Augustinians, Panagia Parigoritissa Monastery, Holy Transfiguration Monastery , St Seraphim of Sarov Skete, Ermitage de la Protection de la Mere de Dieu
Kaspar Elm has written: 'Die Bulle \\' -- subject(s): Augustinians, History, Williamites (Benedictine) 'Vitasfratrum' -- subject(s): Franciscans, Hermits, History, Monasticism and religious orders
Arthur J. Ennis has written: 'No easy road' -- subject(s): Augustinians, History 'Fray Alonso de la Vera Cruz, O.S.A., 1507-1584'
A friar is a religious who is a member of one of the four mendicant or "begging" orders which includes the Dominicans, Franciscans Carmelites and Augustinians. Unlike a monk, a friar is not cloistered and can be sent into public ministry in varying capacities, from missionary work to be a local confessor.
A friar is a member in the Catholic Christianity church. The friars are split up into four great orders. The Dominicans, Franciscans, Carmelites, and the Augustinians. The friars are told to live by obedience and strict discipline along with peace and abstinence.
Gregorio de Santiago Vela has written: 'Ensayo de una biblioteca ibero-americana de la Orden de San Agustin' -- subject(s): Augustinians, Bibliography

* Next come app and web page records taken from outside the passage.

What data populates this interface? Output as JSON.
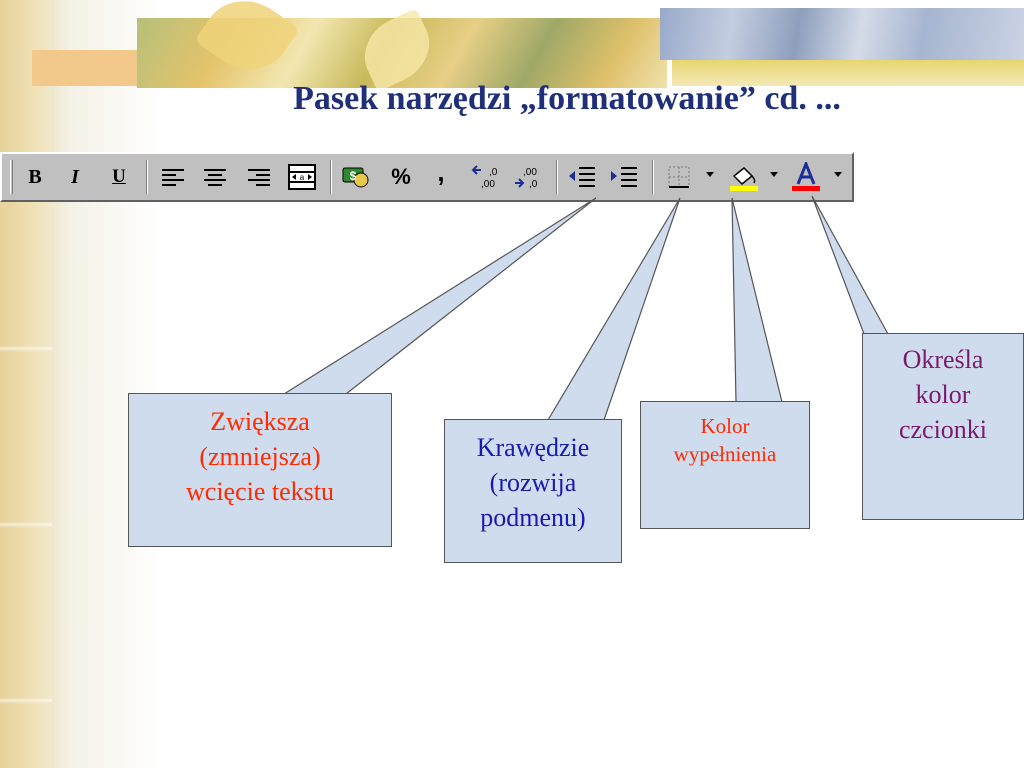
{
  "title": "Pasek narzędzi „formatowanie” cd. ...",
  "toolbar": {
    "buttons": [
      {
        "id": "bold",
        "glyph": "B"
      },
      {
        "id": "italic",
        "glyph": "I"
      },
      {
        "id": "underline",
        "glyph": "U"
      },
      {
        "id": "currency",
        "glyph": "$"
      },
      {
        "id": "percent",
        "glyph": "%"
      },
      {
        "id": "comma",
        "glyph": ","
      },
      {
        "id": "increase-decimal",
        "glyph": "←.0 .00"
      },
      {
        "id": "decrease-decimal",
        "glyph": ".00 →.0"
      },
      {
        "id": "font-color-letter",
        "glyph": "A"
      }
    ],
    "icons": [
      "bold-icon",
      "italic-icon",
      "underline-icon",
      "align-left-icon",
      "align-center-icon",
      "align-right-icon",
      "merge-center-icon",
      "currency-icon",
      "percent-icon",
      "comma-icon",
      "increase-decimal-icon",
      "decrease-decimal-icon",
      "decrease-indent-icon",
      "increase-indent-icon",
      "borders-icon",
      "fill-color-icon",
      "font-color-icon"
    ],
    "fill_color_swatch": "#ffff00",
    "font_color_swatch": "#ff0000"
  },
  "callouts": [
    {
      "id": "indent",
      "lines": [
        "Zwiększa",
        "(zmniejsza)",
        "wcięcie tekstu"
      ],
      "color": "#ff2a00"
    },
    {
      "id": "borders",
      "lines": [
        "Krawędzie",
        "(rozwija",
        "podmenu)"
      ],
      "color": "#1a1ab0"
    },
    {
      "id": "fill",
      "lines": [
        "Kolor",
        "wypełnienia"
      ],
      "color": "#ff2a00"
    },
    {
      "id": "font-color",
      "lines": [
        "Określa",
        "kolor",
        "czcionki"
      ],
      "color": "#7a1a6e"
    }
  ],
  "colors": {
    "title": "#1f2f7a",
    "callout_bg": "#cfdcee",
    "toolbar_bg": "#c0c0c0"
  }
}
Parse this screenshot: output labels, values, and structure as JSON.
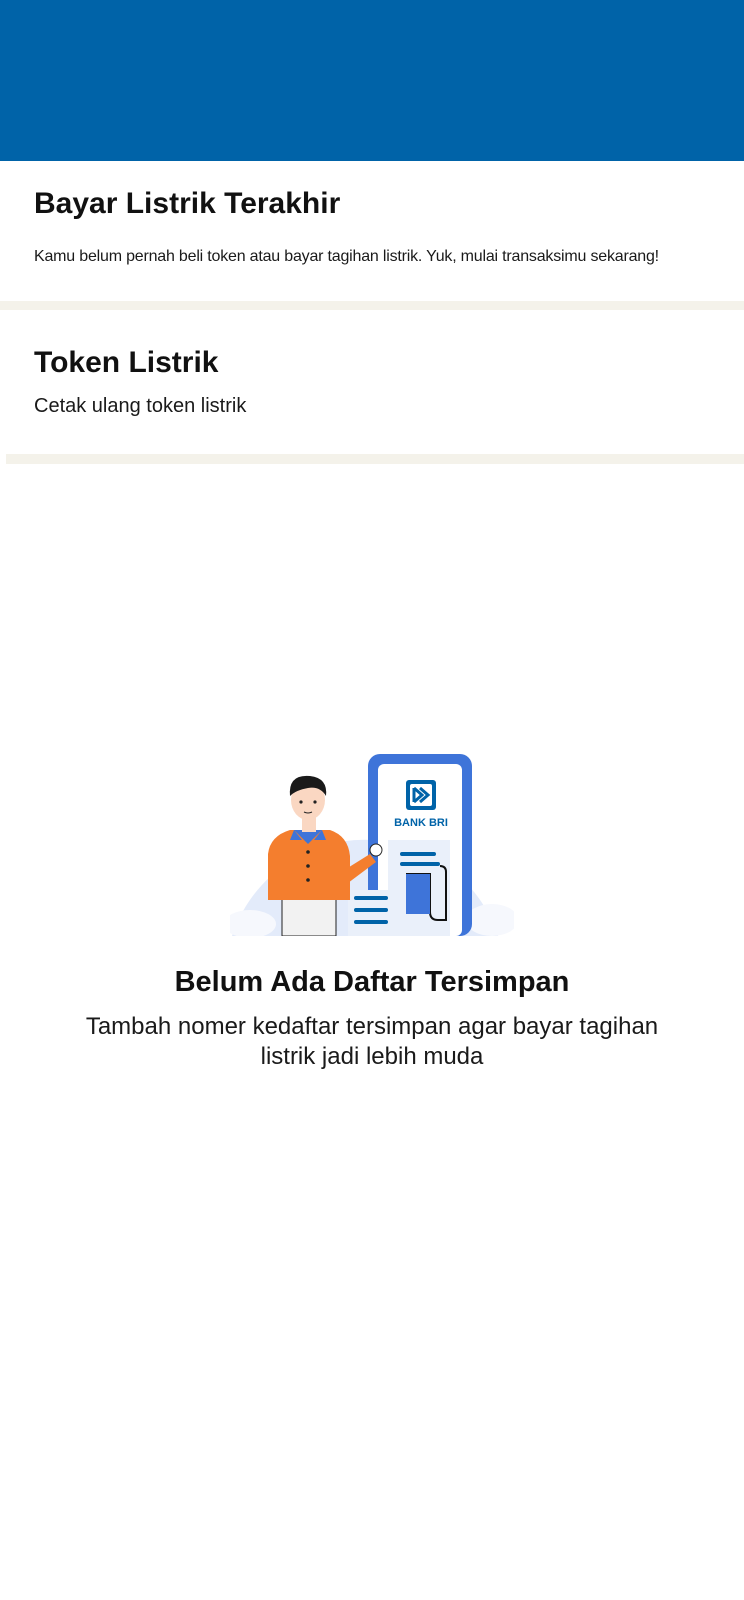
{
  "header": {
    "color": "#0063A8"
  },
  "recent": {
    "title": "Bayar Listrik Terakhir",
    "description": "Kamu belum pernah beli token atau bayar tagihan listrik. Yuk, mulai transaksimu sekarang!"
  },
  "token": {
    "title": "Token Listrik",
    "subtitle": "Cetak ulang token listrik"
  },
  "empty_state": {
    "illustration_icon": "person-with-bank-bri-phone-illustration",
    "logo_text": "BANK BRI",
    "title": "Belum Ada Daftar Tersimpan",
    "description": "Tambah nomer kedaftar tersimpan agar bayar tagihan listrik jadi lebih muda"
  }
}
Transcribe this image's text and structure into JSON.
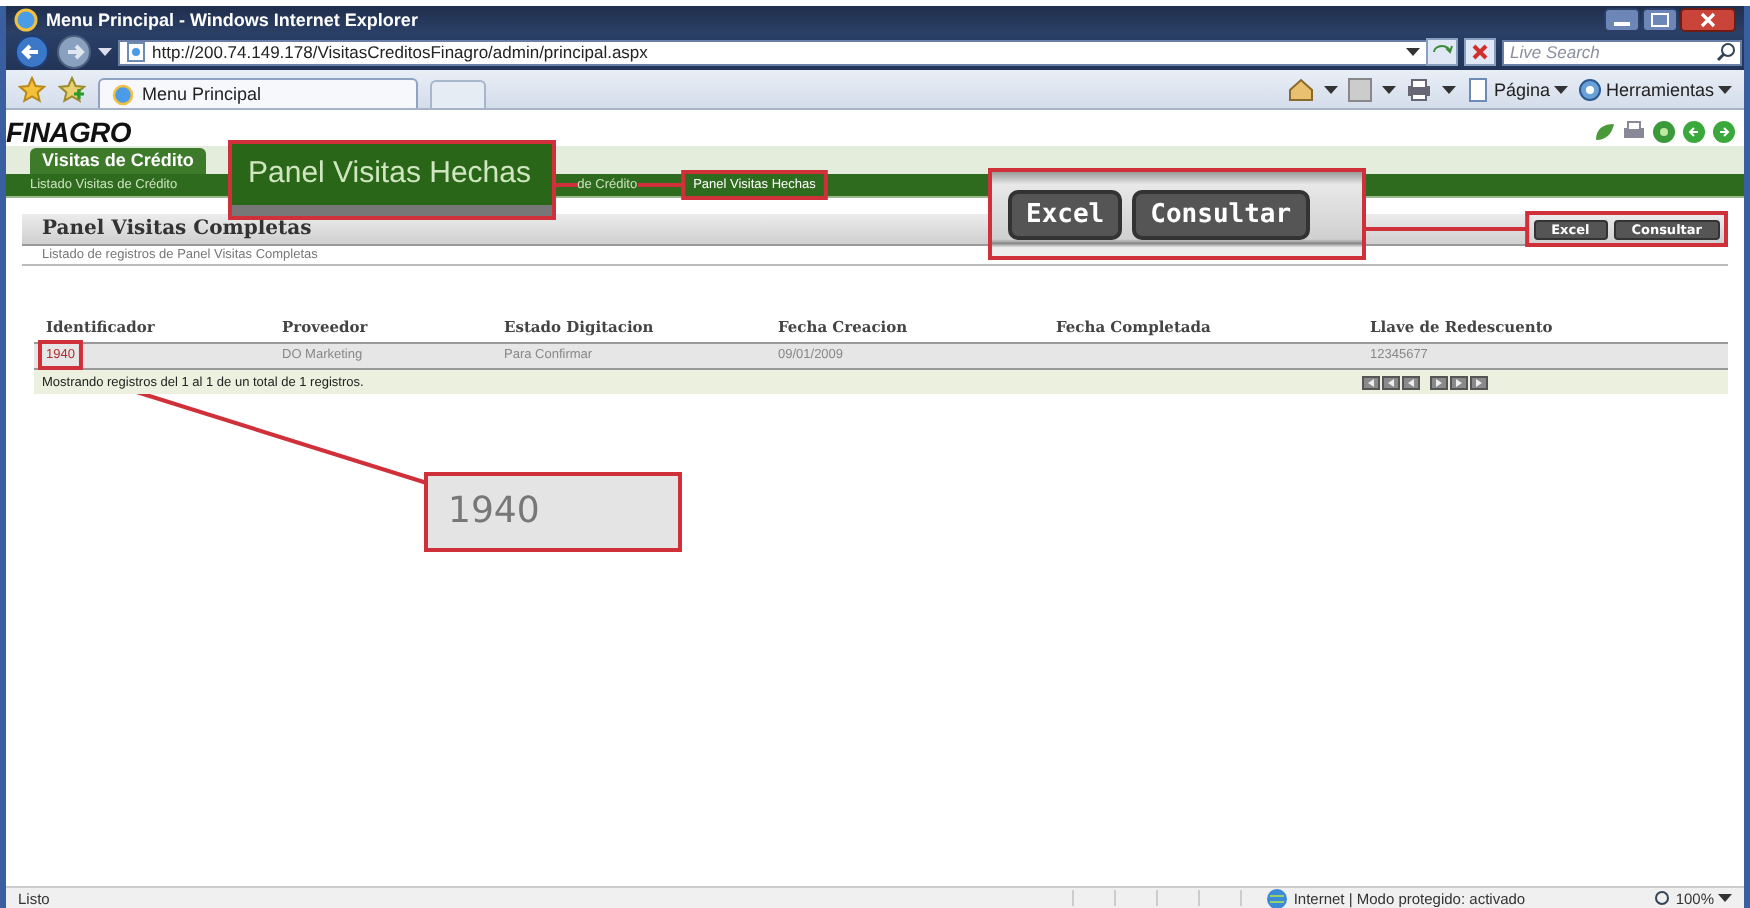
{
  "window": {
    "title": "Menu Principal - Windows Internet Explorer"
  },
  "address_bar": {
    "url": "http://200.74.149.178/VisitasCreditosFinagro/admin/principal.aspx",
    "search_placeholder": "Live Search"
  },
  "tab_bar": {
    "tabs": [
      {
        "label": "Menu Principal",
        "selected": true
      }
    ],
    "commands": [
      "Página",
      "Herramientas"
    ]
  },
  "page": {
    "logo": "FINAGRO",
    "menu_tab": "Visitas de Crédito",
    "submenu": [
      "Listado Visitas de Crédito",
      "de Crédito",
      "Panel Visitas Hechas"
    ],
    "panel": {
      "title": "Panel Visitas Completas",
      "subtitle": "Listado de registros de Panel Visitas Completas",
      "buttons": [
        "Excel",
        "Consultar"
      ]
    },
    "table": {
      "columns": [
        "Identificador",
        "Proveedor",
        "Estado Digitacion",
        "Fecha Creacion",
        "Fecha Completada",
        "Llave de Redescuento"
      ],
      "rows": [
        [
          "1940",
          "DO Marketing",
          "Para Confirmar",
          "09/01/2009",
          "",
          "12345677"
        ]
      ],
      "footer": "Mostrando registros del 1 al 1 de un total de 1 registros."
    }
  },
  "callouts": [
    {
      "kind": "menu",
      "text": "Panel Visitas Hechas"
    },
    {
      "kind": "buttons",
      "labels": [
        "Excel",
        "Consultar"
      ]
    },
    {
      "kind": "cell",
      "text": "1940"
    }
  ],
  "status_bar": {
    "text": "Listo",
    "zone": "Internet | Modo protegido: activado",
    "zoom": "100%"
  }
}
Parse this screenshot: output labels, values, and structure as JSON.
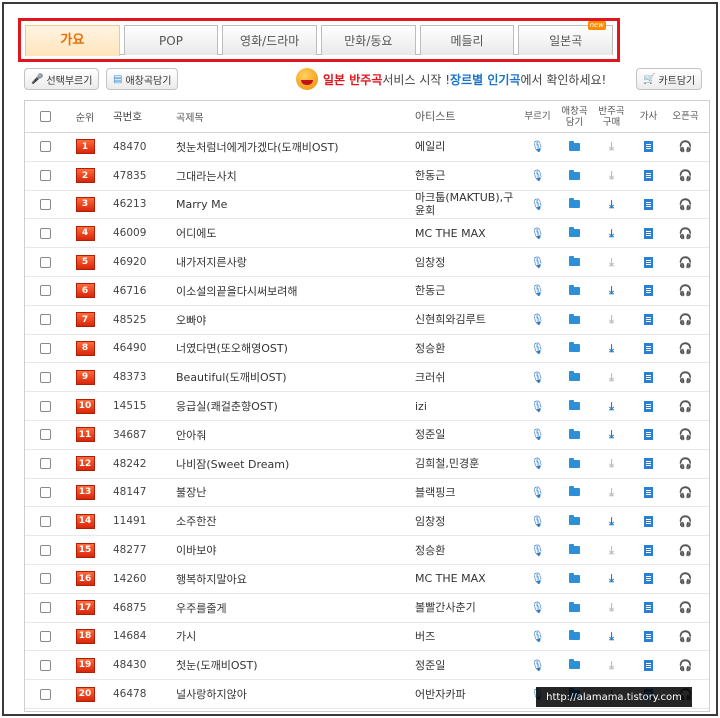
{
  "tabs": [
    {
      "label": "가요",
      "active": true
    },
    {
      "label": "POP",
      "active": false
    },
    {
      "label": "영화/드라마",
      "active": false
    },
    {
      "label": "만화/동요",
      "active": false
    },
    {
      "label": "메들리",
      "active": false
    },
    {
      "label": "일본곡",
      "active": false,
      "badge": "new"
    }
  ],
  "toolbar": {
    "select_sing_label": "선택부르기",
    "favorite_label": "애창곡담기",
    "cart_label": "카트담기"
  },
  "promo": {
    "highlight1": "일본 반주곡",
    "text1": " 서비스 시작 ! ",
    "highlight2": "장르별 인기곡",
    "text2": "에서 확인하세요!"
  },
  "table": {
    "headers": {
      "rank": "순위",
      "number": "곡번호",
      "title": "곡제목",
      "artist": "아티스트",
      "sing": "부르기",
      "favorite": "애창곡\n담기",
      "buy": "반주곡\n구매",
      "lyrics": "가사",
      "open": "오픈곡"
    },
    "rows": [
      {
        "rank": "1",
        "number": "48470",
        "title": "첫눈처럼너에게가겠다(도깨비OST)",
        "artist": "에일리",
        "buy": false,
        "open": false
      },
      {
        "rank": "2",
        "number": "47835",
        "title": "그대라는사치",
        "artist": "한동근",
        "buy": false,
        "open": false
      },
      {
        "rank": "3",
        "number": "46213",
        "title": "Marry Me",
        "artist": "마크툽(MAKTUB),구윤회",
        "buy": true,
        "open": false
      },
      {
        "rank": "4",
        "number": "46009",
        "title": "어디에도",
        "artist": "MC THE MAX",
        "buy": true,
        "open": true
      },
      {
        "rank": "5",
        "number": "46920",
        "title": "내가저지른사랑",
        "artist": "임창정",
        "buy": false,
        "open": true
      },
      {
        "rank": "6",
        "number": "46716",
        "title": "이소설의끝을다시써보려해",
        "artist": "한동근",
        "buy": true,
        "open": true
      },
      {
        "rank": "7",
        "number": "48525",
        "title": "오빠야",
        "artist": "신현희와김루트",
        "buy": false,
        "open": false
      },
      {
        "rank": "8",
        "number": "46490",
        "title": "너였다면(또오해영OST)",
        "artist": "정승환",
        "buy": true,
        "open": true
      },
      {
        "rank": "9",
        "number": "48373",
        "title": "Beautiful(도깨비OST)",
        "artist": "크러쉬",
        "buy": false,
        "open": false
      },
      {
        "rank": "10",
        "number": "14515",
        "title": "응급실(쾌걸춘향OST)",
        "artist": "izi",
        "buy": true,
        "open": true
      },
      {
        "rank": "11",
        "number": "34687",
        "title": "안아줘",
        "artist": "정준일",
        "buy": true,
        "open": true
      },
      {
        "rank": "12",
        "number": "48242",
        "title": "나비잠(Sweet Dream)",
        "artist": "김희철,민경훈",
        "buy": false,
        "open": false
      },
      {
        "rank": "13",
        "number": "48147",
        "title": "불장난",
        "artist": "블랙핑크",
        "buy": false,
        "open": false
      },
      {
        "rank": "14",
        "number": "11491",
        "title": "소주한잔",
        "artist": "임창정",
        "buy": true,
        "open": true
      },
      {
        "rank": "15",
        "number": "48277",
        "title": "이바보야",
        "artist": "정승환",
        "buy": false,
        "open": false
      },
      {
        "rank": "16",
        "number": "14260",
        "title": "행복하지말아요",
        "artist": "MC THE MAX",
        "buy": true,
        "open": true
      },
      {
        "rank": "17",
        "number": "46875",
        "title": "우주를줄게",
        "artist": "볼빨간사춘기",
        "buy": false,
        "open": false
      },
      {
        "rank": "18",
        "number": "14684",
        "title": "가시",
        "artist": "버즈",
        "buy": true,
        "open": true
      },
      {
        "rank": "19",
        "number": "48430",
        "title": "첫눈(도깨비OST)",
        "artist": "정준일",
        "buy": false,
        "open": false
      },
      {
        "rank": "20",
        "number": "46478",
        "title": "널사랑하지않아",
        "artist": "어반자카파",
        "buy": true,
        "open": true
      }
    ]
  },
  "watermark": "http://alamama.tistory.com",
  "colors": {
    "accent": "#e0161e",
    "tab_active_text": "#e96d00",
    "link_blue": "#1b73c9",
    "rank_bg": "#e0400f"
  }
}
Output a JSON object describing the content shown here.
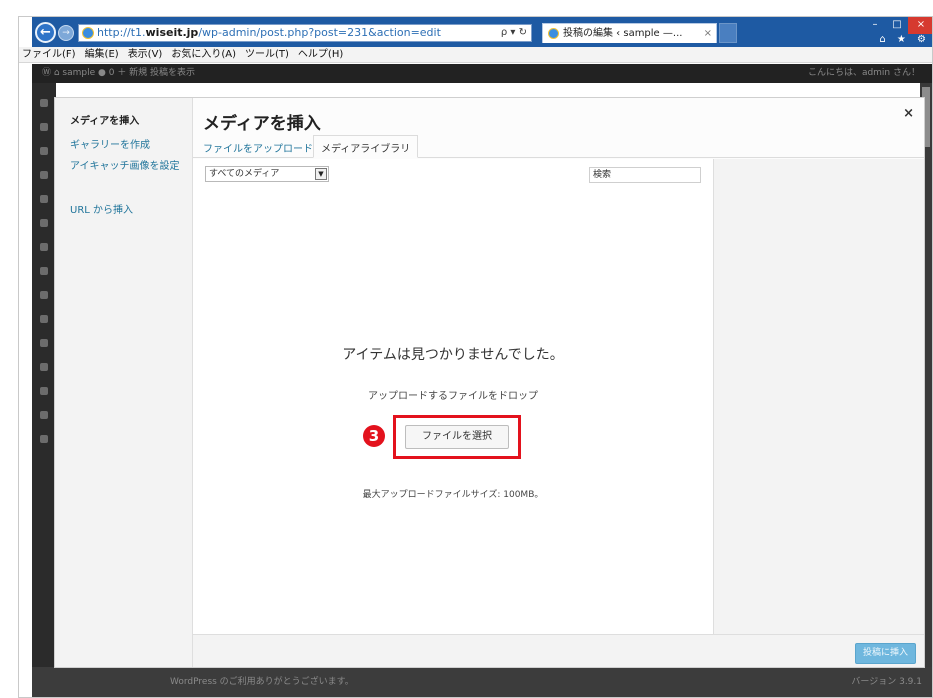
{
  "browser": {
    "url_prefix": "http://t1.",
    "url_domain": "wiseit.jp",
    "url_rest": "/wp-admin/post.php?post=231&action=edit",
    "address_controls": "ρ ▾ ↻",
    "tab_title": "投稿の編集 ‹ sample —...",
    "tab_close": "×",
    "window_controls": [
      "–",
      "□",
      "×"
    ],
    "toolbar_icons": "⌂ ★ ⚙",
    "menu": [
      "ファイル(F)",
      "編集(E)",
      "表示(V)",
      "お気に入り(A)",
      "ツール(T)",
      "ヘルプ(H)"
    ]
  },
  "wp": {
    "adminbar_left": "Ⓦ   ⌂ sample   ● 0   ＋ 新規   投稿を表示",
    "adminbar_right": "こんにちは、admin さん！",
    "footer_left": "WordPress のご利用ありがとうございます。",
    "footer_right": "バージョン 3.9.1"
  },
  "modal": {
    "title": "メディアを挿入",
    "close": "×",
    "sidebar": {
      "heading": "メディアを挿入",
      "links": [
        "ギャラリーを作成",
        "アイキャッチ画像を設定",
        "URL から挿入"
      ]
    },
    "tabs": [
      "ファイルをアップロード",
      "メディアライブラリ"
    ],
    "filter_value": "すべてのメディア",
    "filter_arrow": "▼",
    "search_placeholder": "検索",
    "empty_message": "アイテムは見つかりませんでした。",
    "drop_text": "アップロードするファイルをドロップ",
    "select_button": "ファイルを選択",
    "step_number": "3",
    "max_size": "最大アップロードファイルサイズ: 100MB。",
    "insert_button": "投稿に挿入"
  },
  "colors": {
    "titlebar": "#1e5aa3",
    "link": "#21759b",
    "highlight": "#e3121d",
    "primary_button": "#6fb7de"
  }
}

Raymond Hickey has written: 'Christianity in Borno State and Northern Gongola' -- subject(s): Church history, Missions 'Legacies of Colonial English' -- subject(s): OverDrive, Language Arts, Nonfiction 'The Augustinians in Nigeria' -- subject(s): Augustinians, Missions 'A source book for Irish English' -- subject(s): Bibliography, English language, History, Language and culture, Sources 'A case for an auxiliary priesthood' -- subject(s): Catholic Church, Clergy 'A history of the Catholic Church in Northern Nigeria' -- subject(s): Catholic Church, Church history, History, Missions
A priory is a house of men or women under religious vows headed by a prior or prioress. Priories may be houses of mendicant friars or religious sisters (as the Dominicans, Augustinians and Carmelites, for instance), or monasteries of monks or nuns (as the Carthusians).
D. M. Waterman has written: 'Some Irish seventeenth-century houses and their architectural ancestry' 'St Mary's priory, Devenish: excavation of the east range, 1972-4' -- subject(s): Augustinians, History, Saint Mary's Priory (Devenish, Northern Ireland)
They didn't have "high school" in sixteenth century Germany. When M. Luther got out of school, he entered a religious order - the Augustinians, and studied to be a priest. His education was so faulty, that is resulted in the Council of Trent mandating the seminary system of education required since that time for all priests.
If you are speaking of Christian monks, virtually all of them are either Catholic or Orthodox. Most Catholic monks follow the Rule of Saint Benedict, though the Carthusians follow the a rule written by Saint Bruno. Orthodox monks follow the Rule of Saint Basil. Don't confuse monks with Friars (such as Franciscans or Dominicans) or Canons (such as Norbertines or Augustinians).